Work order: In your copy, set down the entries exactly and exclude the pictures.

------------------------------

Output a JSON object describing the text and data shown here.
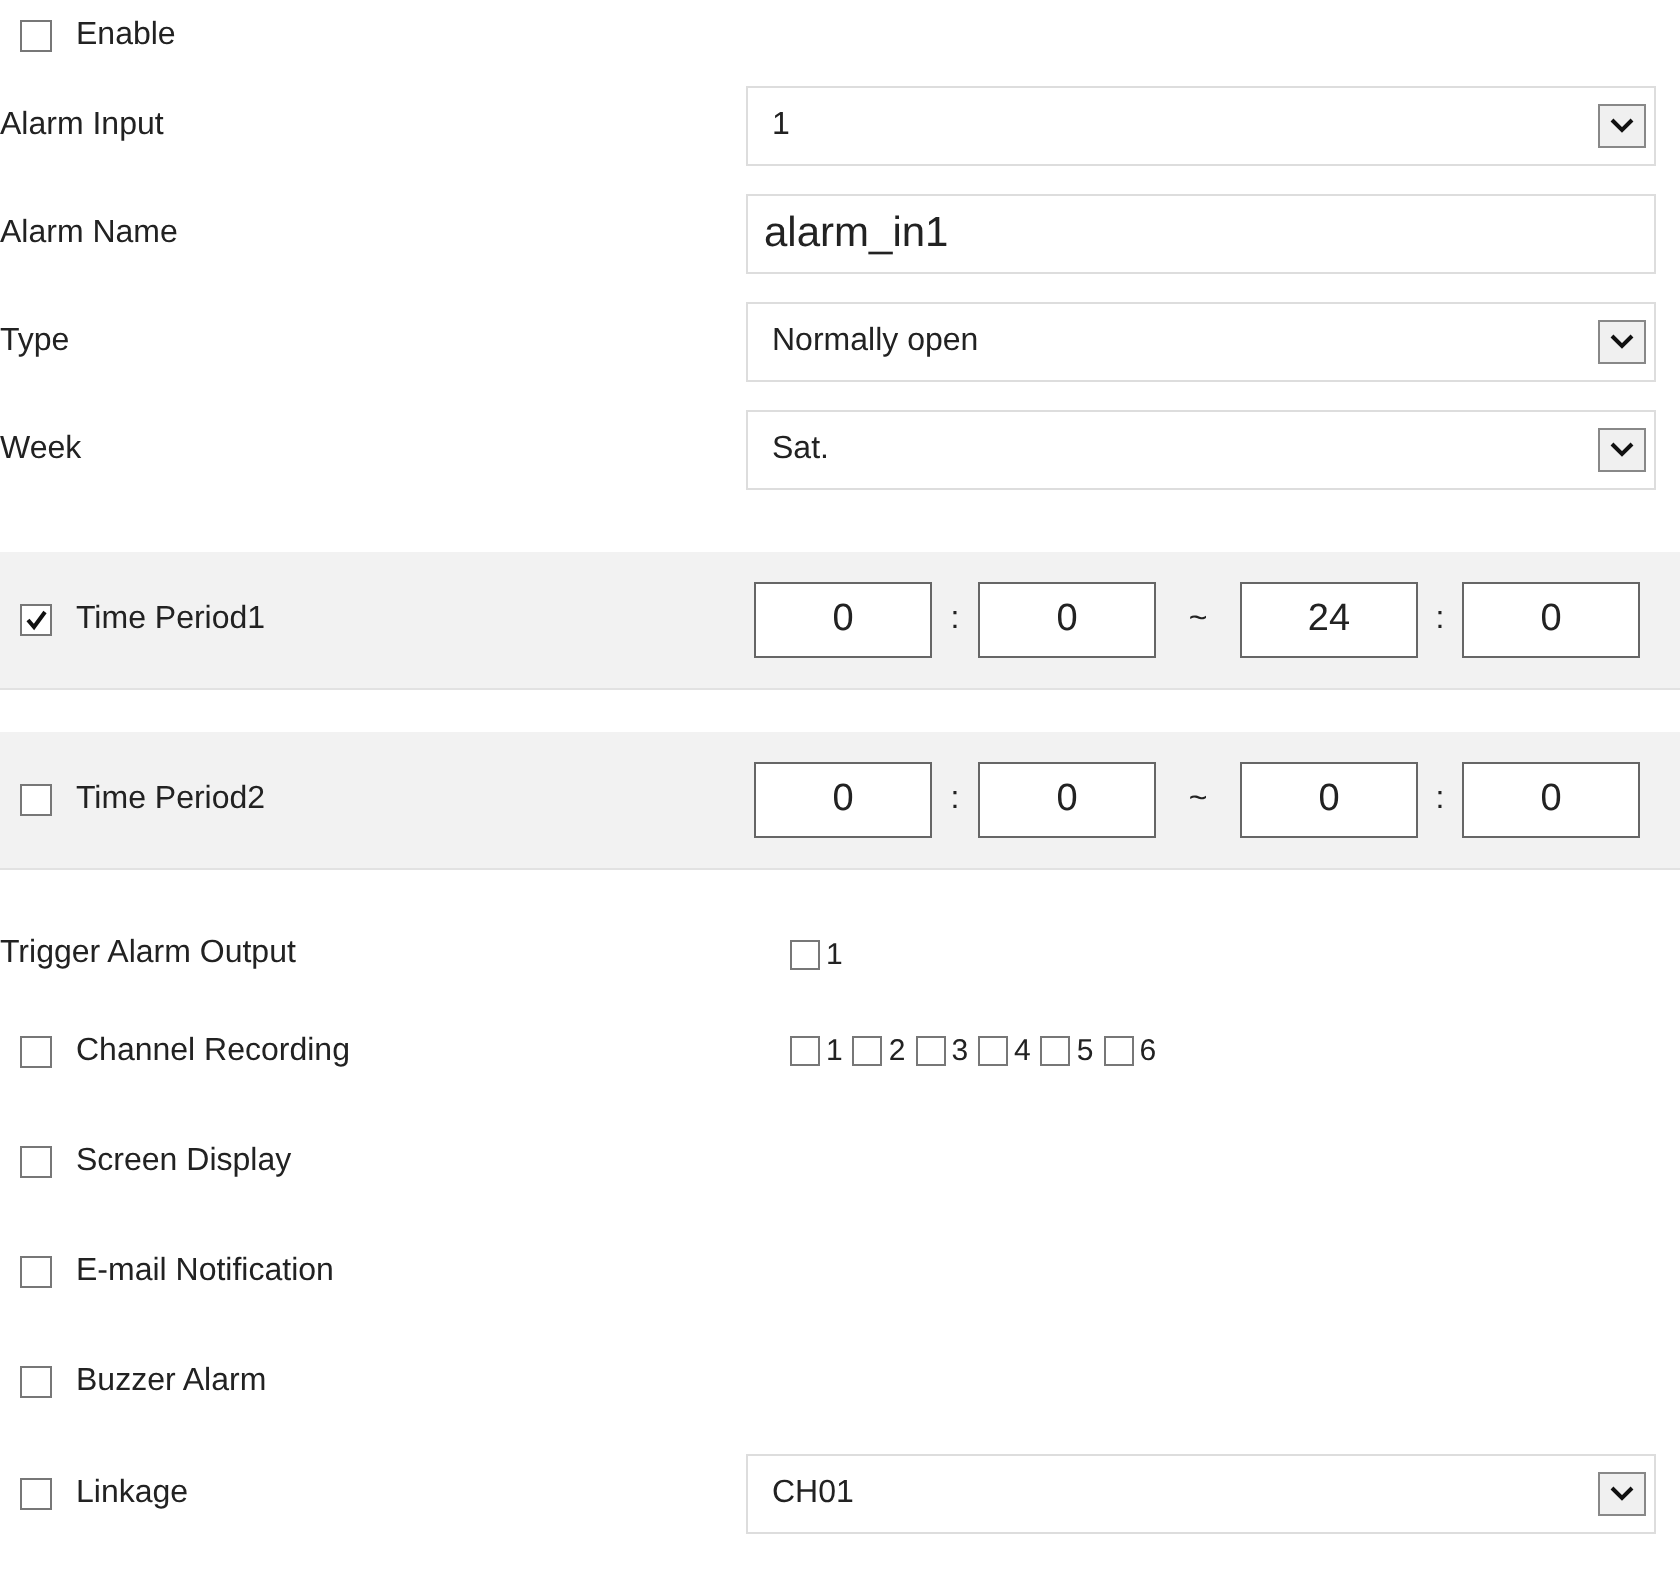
{
  "enable": {
    "label": "Enable",
    "checked": false
  },
  "fields": [
    {
      "kind": "select",
      "label": "Alarm Input",
      "value": "1"
    },
    {
      "kind": "text",
      "label": "Alarm Name",
      "value": "alarm_in1"
    },
    {
      "kind": "select",
      "label": "Type",
      "value": "Normally open"
    },
    {
      "kind": "select",
      "label": "Week",
      "value": "Sat."
    }
  ],
  "time_periods": [
    {
      "label": "Time Period1",
      "checked": true,
      "start_hour": "0",
      "hour_separator_1": ":",
      "start_minute": "0",
      "range_separator": "~",
      "end_hour": "24",
      "hour_separator_2": ":",
      "end_minute": "0"
    },
    {
      "label": "Time Period2",
      "checked": false,
      "start_hour": "0",
      "hour_separator_1": ":",
      "start_minute": "0",
      "range_separator": "~",
      "end_hour": "0",
      "hour_separator_2": ":",
      "end_minute": "0"
    }
  ],
  "trigger_alarm_output": {
    "label": "Trigger Alarm Output",
    "outputs": [
      {
        "label": "1",
        "checked": false
      }
    ]
  },
  "actions": [
    {
      "kind": "channels",
      "label": "Channel Recording",
      "checked": false,
      "channels": [
        {
          "label": "1",
          "checked": false
        },
        {
          "label": "2",
          "checked": false
        },
        {
          "label": "3",
          "checked": false
        },
        {
          "label": "4",
          "checked": false
        },
        {
          "label": "5",
          "checked": false
        },
        {
          "label": "6",
          "checked": false
        }
      ]
    },
    {
      "kind": "plain",
      "label": "Screen Display",
      "checked": false
    },
    {
      "kind": "plain",
      "label": "E-mail Notification",
      "checked": false
    },
    {
      "kind": "plain",
      "label": "Buzzer Alarm",
      "checked": false
    },
    {
      "kind": "select",
      "label": "Linkage",
      "checked": false,
      "value": "CH01"
    }
  ]
}
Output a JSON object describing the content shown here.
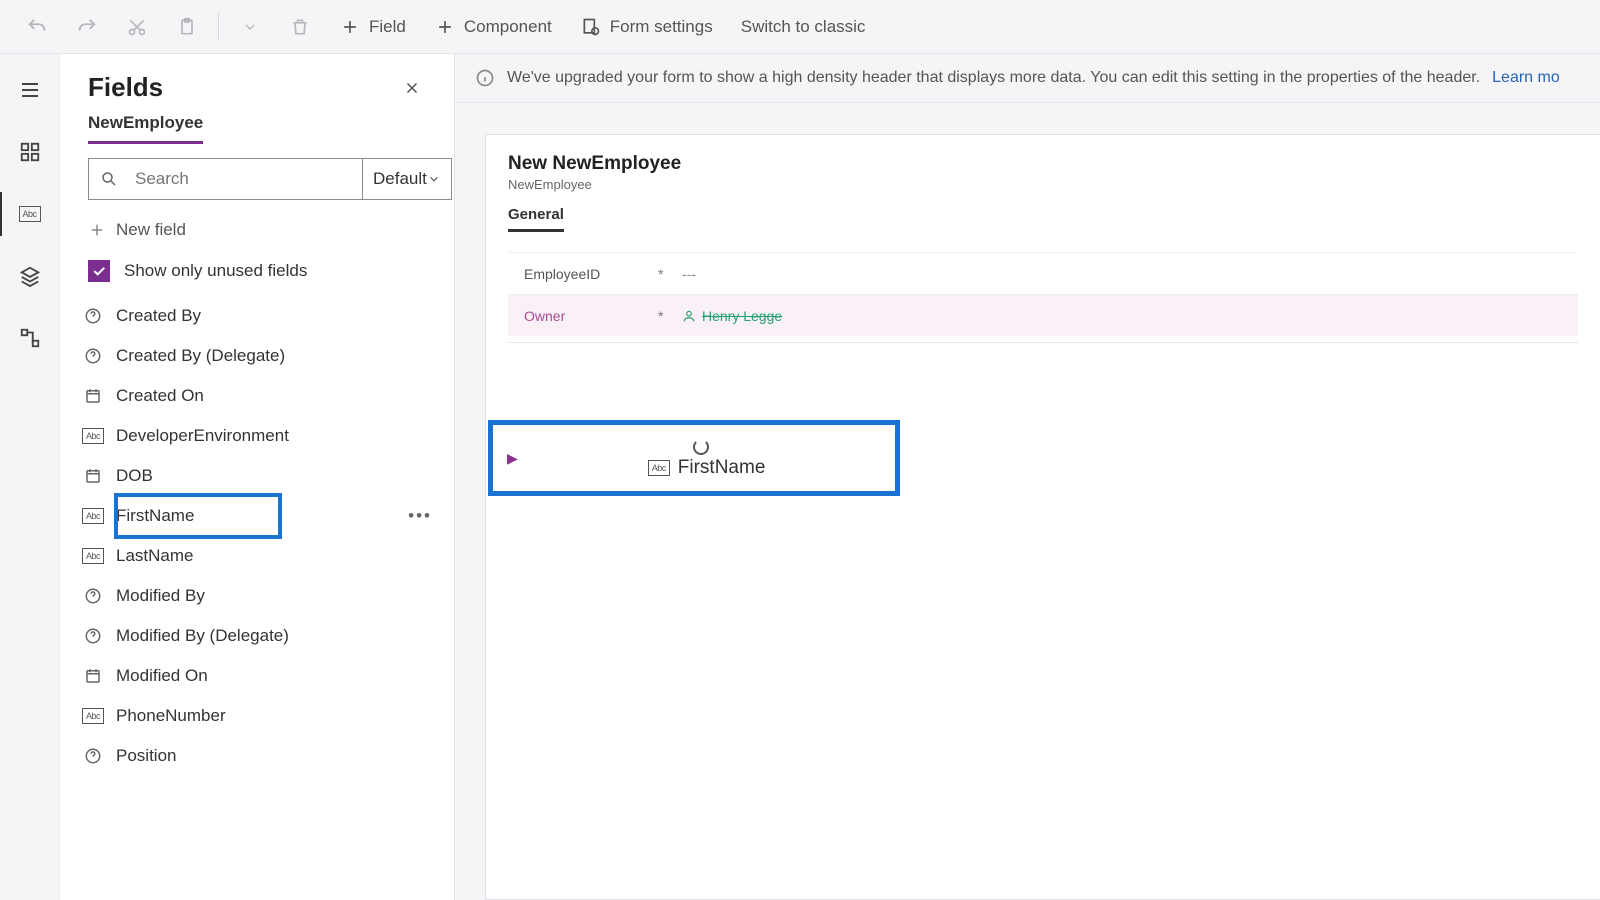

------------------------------

Your response:
Output a JSON object describing the text and data shown here.
{
  "enable": {
    "label": "Enable",
    "checked": false
  },
  "fields": [
    {
      "kind": "select",
      "label": "Alarm Input",
      "value": "1"
    },
    {
      "kind": "text",
      "label": "Alarm Name",
      "value": "alarm_in1"
    },
    {
      "kind": "select",
      "label": "Type",
      "value": "Normally open"
    },
    {
      "kind": "select",
      "label": "Week",
      "value": "Sat."
    }
  ],
  "time_periods": [
    {
      "label": "Time Period1",
      "checked": true,
      "start_hour": "0",
      "hour_separator_1": ":",
      "start_minute": "0",
      "range_separator": "~",
      "end_hour": "24",
      "hour_separator_2": ":",
      "end_minute": "0"
    },
    {
      "label": "Time Period2",
      "checked": false,
      "start_hour": "0",
      "hour_separator_1": ":",
      "start_minute": "0",
      "range_separator": "~",
      "end_hour": "0",
      "hour_separator_2": ":",
      "end_minute": "0"
    }
  ],
  "trigger_alarm_output": {
    "label": "Trigger Alarm Output",
    "outputs": [
      {
        "label": "1",
        "checked": false
      }
    ]
  },
  "actions": [
    {
      "kind": "channels",
      "label": "Channel Recording",
      "checked": false,
      "channels": [
        {
          "label": "1",
          "checked": false
        },
        {
          "label": "2",
          "checked": false
        },
        {
          "label": "3",
          "checked": false
        },
        {
          "label": "4",
          "checked": false
        },
        {
          "label": "5",
          "checked": false
        },
        {
          "label": "6",
          "checked": false
        }
      ]
    },
    {
      "kind": "plain",
      "label": "Screen Display",
      "checked": false
    },
    {
      "kind": "plain",
      "label": "E-mail Notification",
      "checked": false
    },
    {
      "kind": "plain",
      "label": "Buzzer Alarm",
      "checked": false
    },
    {
      "kind": "select",
      "label": "Linkage",
      "checked": false,
      "value": "CH01"
    }
  ]
}
Output a JSON object describing the content shown here.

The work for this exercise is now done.